The Daily Telegraph yesterday ‘revealed’ that a group of business leaders had written to the paper to argue that flexible working can boost business as well as benefit employees, and announce that they were launching the Agile Future Forum (AFF).The aim of the AFF is to encourage workforce agility because it can offer a competitive advantage for companies and for the UK economy.
The accompanying report argued that the realisation of these benefits requires a new approach, one that doesn’t characterise ‘flexible’ working so narrowly as a benefit for employees and a cost for employers. If implemented successfully by business leaders, so they say, workforce agility can offer sustainable business performance and engaged employees.
This struck a chord with me, partly because as the chief executive of TIGA, the trade association representing the UK games industry, I run a virtual company with all staff working from home or remotely. This has reduced our cost base significantly, but it’s also meant that no-one has left since 2011 (and that was because they wanted to start their own business) and no-one has taken a day off sick in the last four years. This, in addition to the increased performance and success of TIGA over time has made me a passionate believer that workforce agility really can be an operational model that benefits the organisation as much as, if not more, than staff.

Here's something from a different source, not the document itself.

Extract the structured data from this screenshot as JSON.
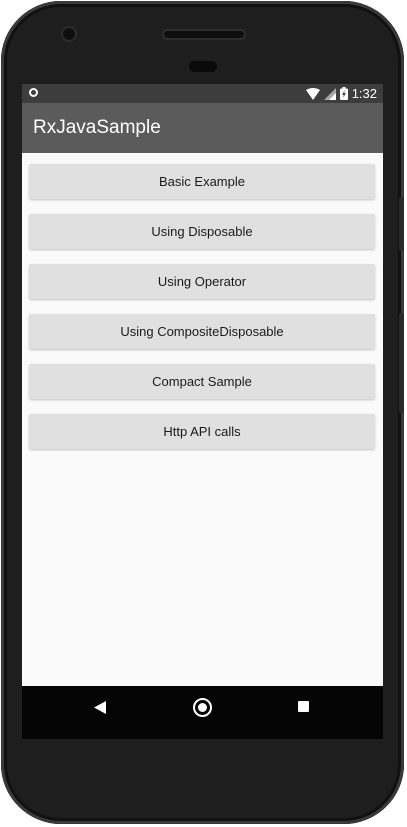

I also echo the view that the right leadership is essential to ensure the success of workforce agility; the right culture must be created from the top down. As John Kotter, Professor of Leadership at Harvard Business School says, culture is nothing more than the behaviour of leadership. And so I’d like to share the five principles I’ve found to be most effective in encouraging performance and inspiring loyalty in an agile workforce.
1. Establish a shared vision and over-arching objectives.
The key to helping your team work creatively, flexibly and innovatively without micro-management is ensuring they understand and are committed to a big, overarching goal – something you’re all striving for together which is about more than just quarterly profit figures or bonuses. IBM’s overarching goal is to build a smarter planet, but you don’t need to have such a grandiose objective.
The crucial point is to have a clear, compelling vision, for example, TIGA’s is to make the UK the best place in the world to do games business.
If the organisation’s objectives are clearly articulated and supported, then a strong team spirit is generated, which is reflected in high levels of motivation and team cooperation. I also believe this inspires loyalty, because it makes people’s work meaningful, and gives them a sense of purpose and shared responsibility.
2. Ensure your team know how much you value them.
Another key consideration is to make staff feel valued. This means recognising and feeding back on the difference their contribution is making, welcoming their ideas, and treating them with respect and gratitude. Value is also reflected in your commitment to their development. Even if you can only afford a small training budget, just making that investment will go a long way to getting the most out of your staff and fostering a sense of mutual commitment and respect.
3. Hire people with flexible working in mind.
Effective agile working takes a certain character. Choose people with the attitude and skills needed to operate with the minimum of supervision. Gauge how passionate they are about the role, check for previous evidence of a sustained and intelligent proactive approach to their work.
4. Trust agile workers to win their own way
Giving your people the autonomy and flexibility to contribute to that overarching goal in their own way, and encouraging them to meet their own goals is also essential. For any boss, empowerment is the best benefit you can offer your staff.
5. It’s the small, everyday things that matter most.
To conclude, I’d like to add that making agile working work, and providing true leadership is not borne of gimmicks or gifts. Rather, it’s the small things you do consistently every day to show people they’re making a difference, and that you appreciate it.
Fortunately, no matter what size your company, or what industry you operate in, these are all principles you can apply, if you so choose, to help your business and your team succeed together.